Start of Block
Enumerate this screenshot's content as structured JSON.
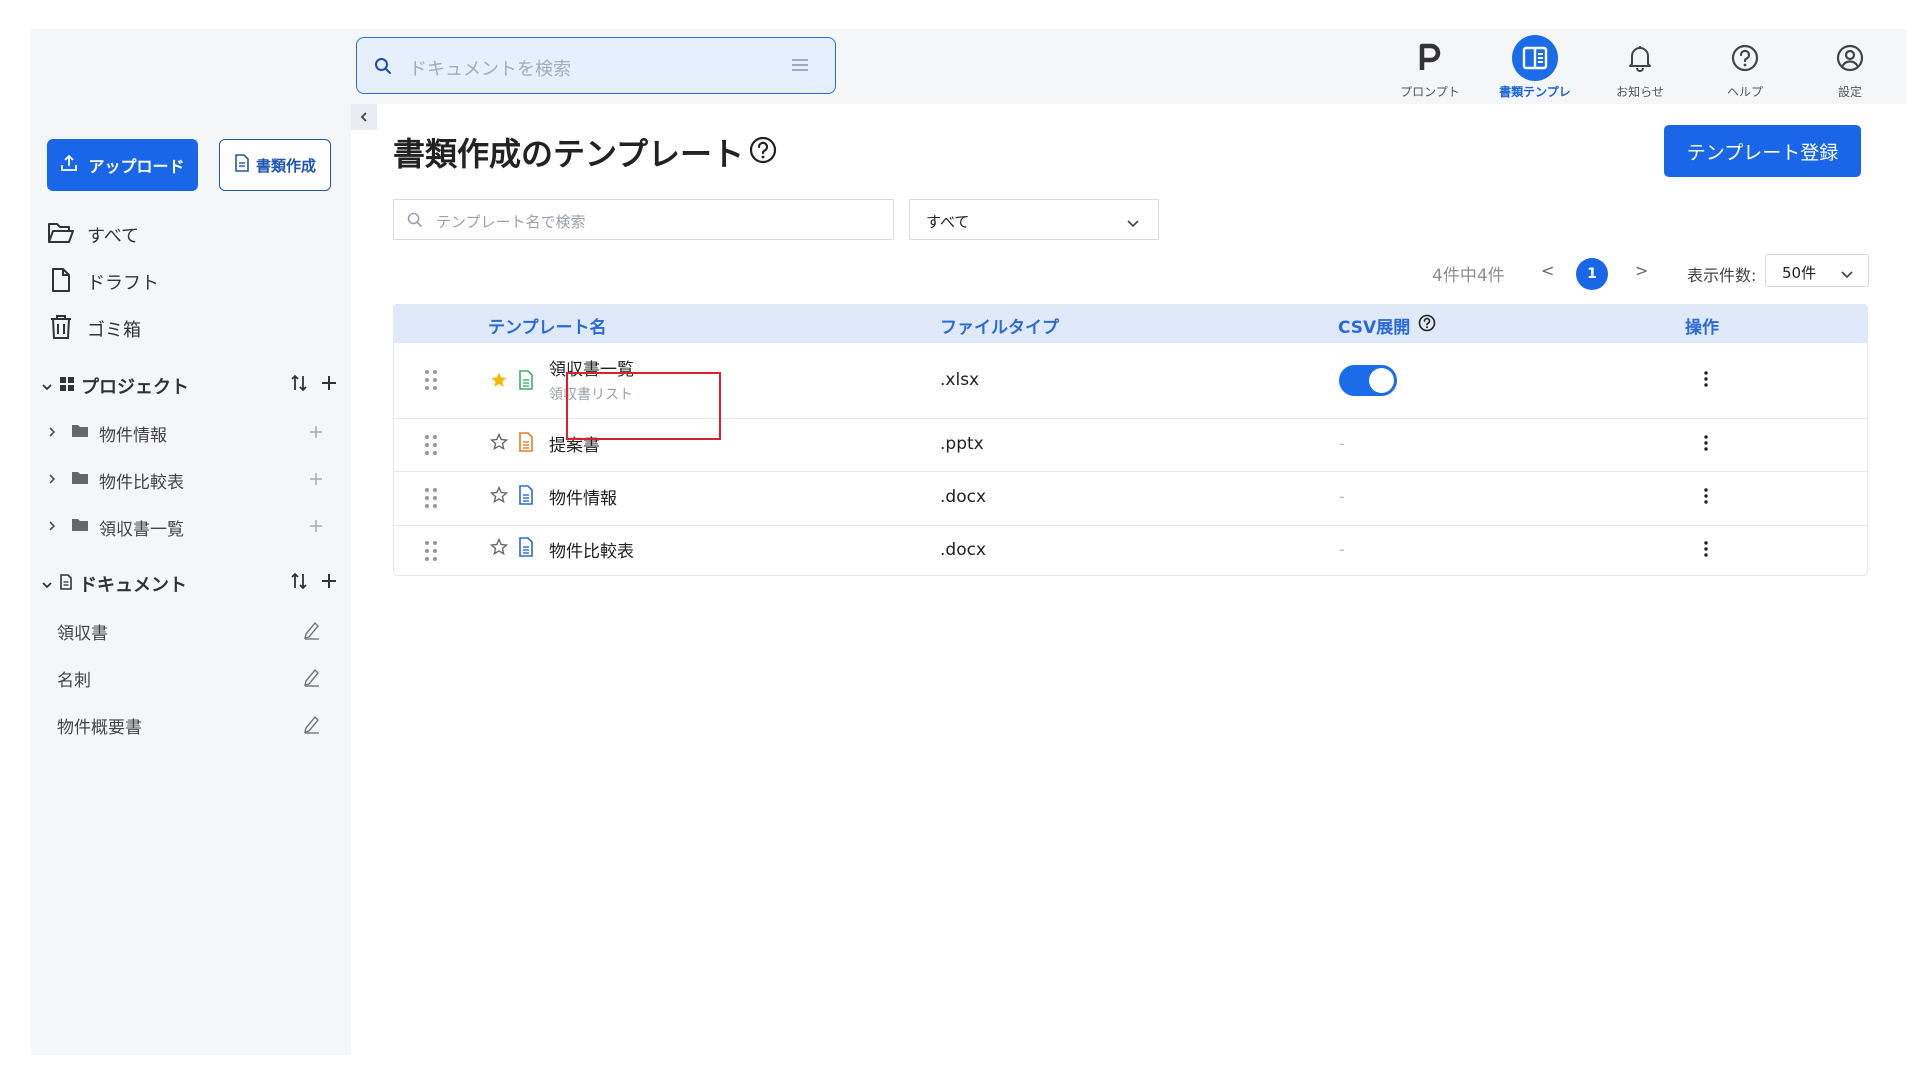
{
  "header": {
    "search_placeholder": "ドキュメントを検索",
    "nav": [
      {
        "label": "プロンプト",
        "icon": "p-letter-icon",
        "active": false
      },
      {
        "label": "書類テンプレ",
        "icon": "template-icon",
        "active": true
      },
      {
        "label": "お知らせ",
        "icon": "bell-icon",
        "active": false
      },
      {
        "label": "ヘルプ",
        "icon": "help-icon",
        "active": false
      },
      {
        "label": "設定",
        "icon": "user-settings-icon",
        "active": false
      }
    ]
  },
  "sidebar": {
    "upload_label": "アップロード",
    "create_label": "書類作成",
    "items": [
      {
        "label": "すべて",
        "icon": "folder-open-icon"
      },
      {
        "label": "ドラフト",
        "icon": "file-icon"
      },
      {
        "label": "ゴミ箱",
        "icon": "trash-icon"
      }
    ],
    "projects": {
      "title": "プロジェクト",
      "items": [
        {
          "label": "物件情報"
        },
        {
          "label": "物件比較表"
        },
        {
          "label": "領収書一覧"
        }
      ]
    },
    "documents": {
      "title": "ドキュメント",
      "items": [
        {
          "label": "領収書"
        },
        {
          "label": "名刺"
        },
        {
          "label": "物件概要書"
        }
      ]
    }
  },
  "main": {
    "title": "書類作成のテンプレート",
    "register_label": "テンプレート登録",
    "search_placeholder": "テンプレート名で検索",
    "filter_value": "すべて",
    "pagination": {
      "count_text": "4件中4件",
      "prev": "<",
      "current": "1",
      "next": ">",
      "size_label": "表示件数:",
      "size_value": "50件"
    },
    "table": {
      "headers": {
        "name": "テンプレート名",
        "filetype": "ファイルタイプ",
        "csv": "CSV展開",
        "actions": "操作"
      },
      "rows": [
        {
          "name": "領収書一覧",
          "subtitle": "領収書リスト",
          "filetype": ".xlsx",
          "csv": "on",
          "starred": true,
          "icon_color": "#3bb26b"
        },
        {
          "name": "提案書",
          "subtitle": "",
          "filetype": ".pptx",
          "csv": "-",
          "starred": false,
          "icon_color": "#f07a26"
        },
        {
          "name": "物件情報",
          "subtitle": "",
          "filetype": ".docx",
          "csv": "-",
          "starred": false,
          "icon_color": "#2a6ad8"
        },
        {
          "name": "物件比較表",
          "subtitle": "",
          "filetype": ".docx",
          "csv": "-",
          "starred": false,
          "icon_color": "#2a6ad8"
        }
      ]
    }
  },
  "colors": {
    "accent": "#1a66e8",
    "highlight": "#d9232b",
    "star": "#f5b800"
  }
}
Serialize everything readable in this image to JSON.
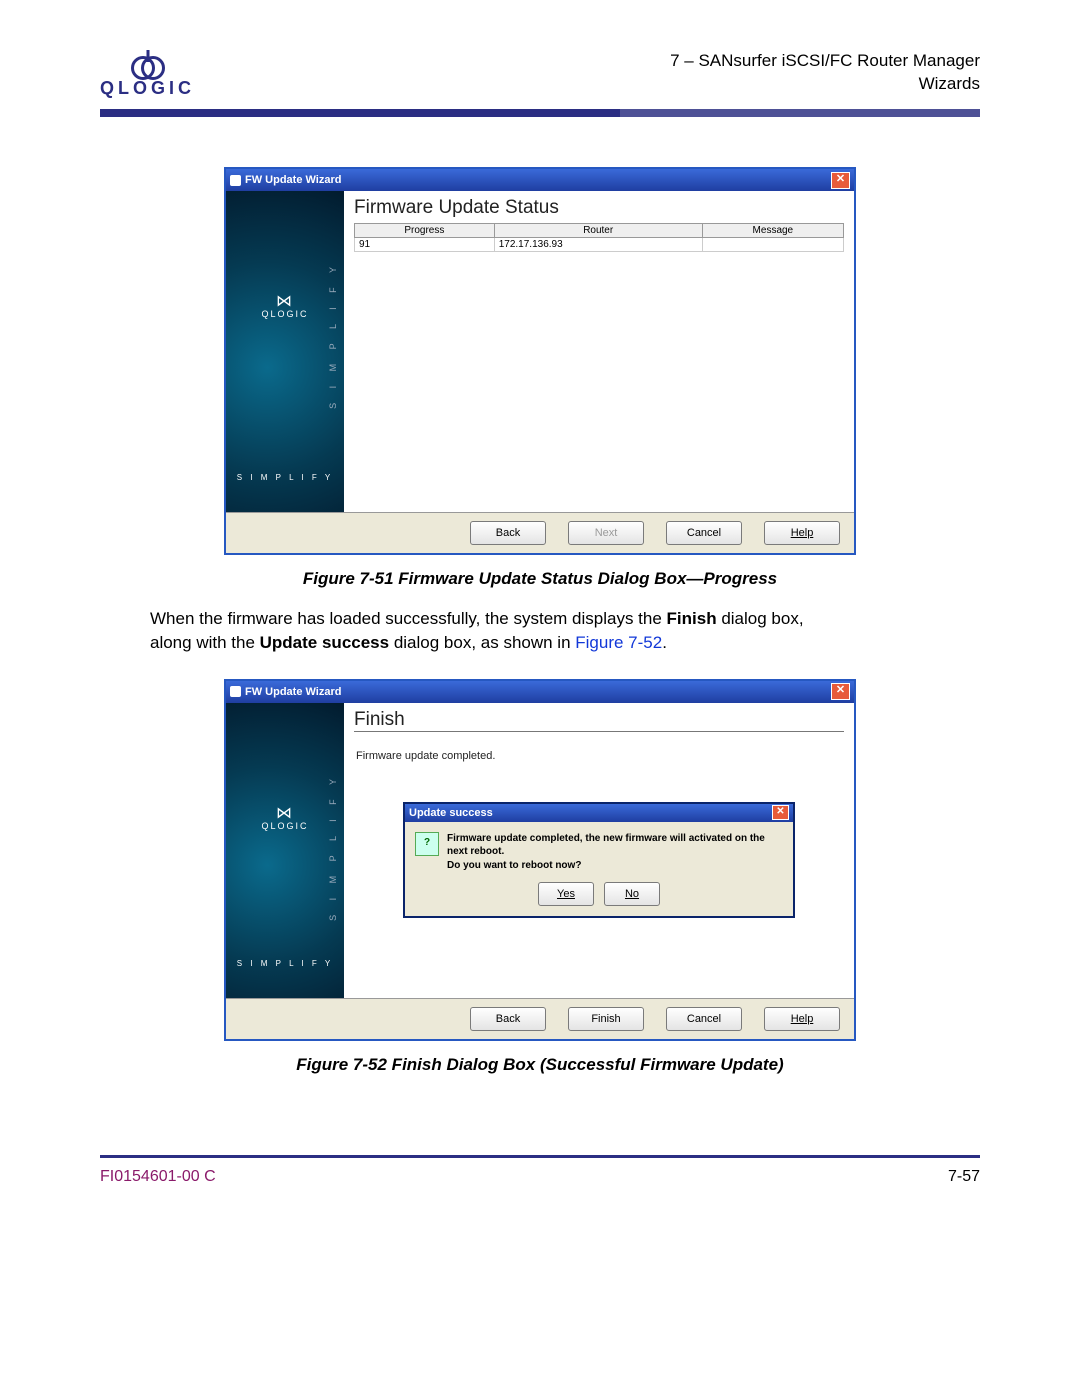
{
  "header": {
    "chapter_line": "7 – SANsurfer iSCSI/FC Router Manager",
    "section_line": "Wizards",
    "brand": "QLOGIC"
  },
  "figure1": {
    "window_title": "FW Update Wizard",
    "heading": "Firmware Update Status",
    "columns": [
      "Progress",
      "Router",
      "Message"
    ],
    "row": {
      "progress": "91",
      "router": "172.17.136.93",
      "message": ""
    },
    "buttons": {
      "back": "Back",
      "next": "Next",
      "cancel": "Cancel",
      "help": "Help"
    },
    "sidepanel": {
      "brand": "QLOGIC",
      "vertical": "S I M P L I F Y",
      "horizontal": "S I M P L I F Y"
    },
    "caption": "Figure 7-51  Firmware Update Status Dialog Box—Progress"
  },
  "paragraph": {
    "t1": "When the firmware has loaded successfully, the system displays the ",
    "bold1": "Finish",
    "t2": " dialog box, along with the ",
    "bold2": "Update success",
    "t3": " dialog box, as shown in ",
    "link": "Figure 7-52",
    "t4": "."
  },
  "figure2": {
    "window_title": "FW Update Wizard",
    "heading": "Finish",
    "status_msg": "Firmware update completed.",
    "popup": {
      "title": "Update success",
      "line1": "Firmware update completed, the new firmware will activated on the next reboot.",
      "line2": "Do you want to reboot now?",
      "yes": "Yes",
      "no": "No"
    },
    "buttons": {
      "back": "Back",
      "finish": "Finish",
      "cancel": "Cancel",
      "help": "Help"
    },
    "sidepanel": {
      "brand": "QLOGIC",
      "vertical": "S I M P L I F Y",
      "horizontal": "S I M P L I F Y"
    },
    "caption": "Figure 7-52  Finish Dialog Box (Successful Firmware Update)"
  },
  "footer": {
    "docnum": "FI0154601-00  C",
    "pagenum": "7-57"
  }
}
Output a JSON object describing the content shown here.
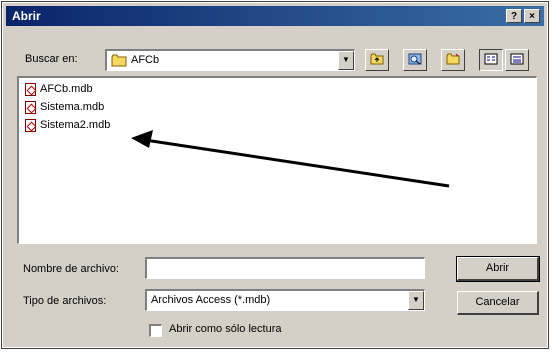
{
  "window": {
    "title": "Abrir",
    "help_btn": "?",
    "close_btn": "×"
  },
  "lookin": {
    "label": "Buscar en:",
    "value": "AFCb"
  },
  "files": [
    {
      "name": "AFCb.mdb"
    },
    {
      "name": "Sistema.mdb"
    },
    {
      "name": "Sistema2.mdb"
    }
  ],
  "filename": {
    "label": "Nombre de archivo:",
    "value": ""
  },
  "filetype": {
    "label": "Tipo de archivos:",
    "value": "Archivos Access (*.mdb)"
  },
  "readonly": {
    "label": "Abrir como sólo lectura",
    "checked": false
  },
  "buttons": {
    "open": "Abrir",
    "cancel": "Cancelar"
  },
  "colors": {
    "title_start": "#0a246a",
    "title_end": "#3a6ea5",
    "dialog_bg": "#d4d0c8",
    "folder": "#f6d860"
  }
}
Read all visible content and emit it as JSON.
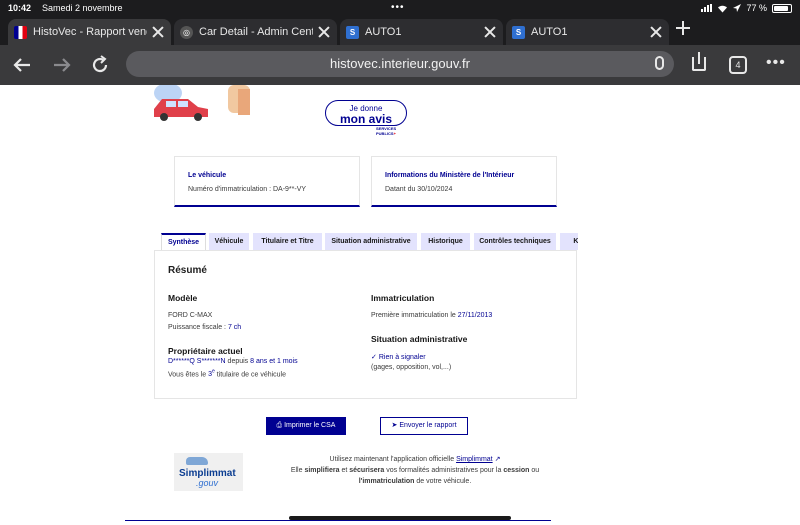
{
  "status_bar": {
    "time": "10:42",
    "date": "Samedi 2 novembre",
    "dots": "•••",
    "battery": "77 %"
  },
  "tabs": [
    {
      "title": "HistoVec - Rapport vendeur",
      "icon": "french-flag-icon"
    },
    {
      "title": "Car Detail - Admin Center",
      "icon": "globe-icon"
    },
    {
      "title": "AUTO1",
      "icon": "auto1-icon"
    },
    {
      "title": "AUTO1",
      "icon": "auto1-icon"
    }
  ],
  "toolbar": {
    "url": "histovec.interieur.gouv.fr",
    "tab_count": "4"
  },
  "header": {
    "avis_line1": "Je donne",
    "avis_line2": "mon avis",
    "services_logo": "SERVICES PUBLICS+"
  },
  "cards": {
    "vehicle": {
      "title": "Le véhicule",
      "text": "Numéro d'immatriculation : DA-9**-VY"
    },
    "ministry": {
      "title": "Informations du Ministère de l'Intérieur",
      "text": "Datant du 30/10/2024"
    }
  },
  "page_tabs": [
    "Synthèse",
    "Véhicule",
    "Titulaire et Titre",
    "Situation administrative",
    "Historique",
    "Contrôles techniques",
    "Kilo"
  ],
  "resume": {
    "title": "Résumé",
    "model_heading": "Modèle",
    "model_value": "FORD C-MAX",
    "power_label": "Puissance fiscale :",
    "power_value": "7 ch",
    "owner_heading": "Propriétaire actuel",
    "owner_name": "D******Q S*******N",
    "owner_since_label": "depuis",
    "owner_since": "8 ans et 1 mois",
    "holder_prefix": "Vous êtes le",
    "holder_rank": "3",
    "holder_rank_suffix": "e",
    "holder_suffix": "titulaire de ce véhicule",
    "immat_heading": "Immatriculation",
    "immat_label": "Première immatriculation le",
    "immat_date": "27/11/2013",
    "admin_heading": "Situation administrative",
    "admin_status": "Rien à signaler",
    "admin_note": "(gages, opposition, vol,...)"
  },
  "actions": {
    "print_label": "Imprimer le CSA",
    "send_label": "Envoyer le rapport"
  },
  "promo": {
    "logo_name": "Simplimmat",
    "logo_sub": ".gouv",
    "line1_pre": "Utilisez maintenant l'application officielle",
    "line1_link": "Simplimmat",
    "line2_a": "Elle",
    "line2_b": "simplifiera",
    "line2_c": "et",
    "line2_d": "sécurisera",
    "line2_e": "vos formalités administratives pour la",
    "line2_f": "cession",
    "line2_g": "ou",
    "line3_a": "l'immatriculation",
    "line3_b": "de votre véhicule."
  }
}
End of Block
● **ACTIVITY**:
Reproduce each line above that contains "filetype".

● **EXPECTED ANSWER**:
        "filetype": "ファイルタイプ",
          "filetype": ".xlsx",
          "filetype": ".pptx",
          "filetype": ".docx",
          "filetype": ".docx",
  "filetype": {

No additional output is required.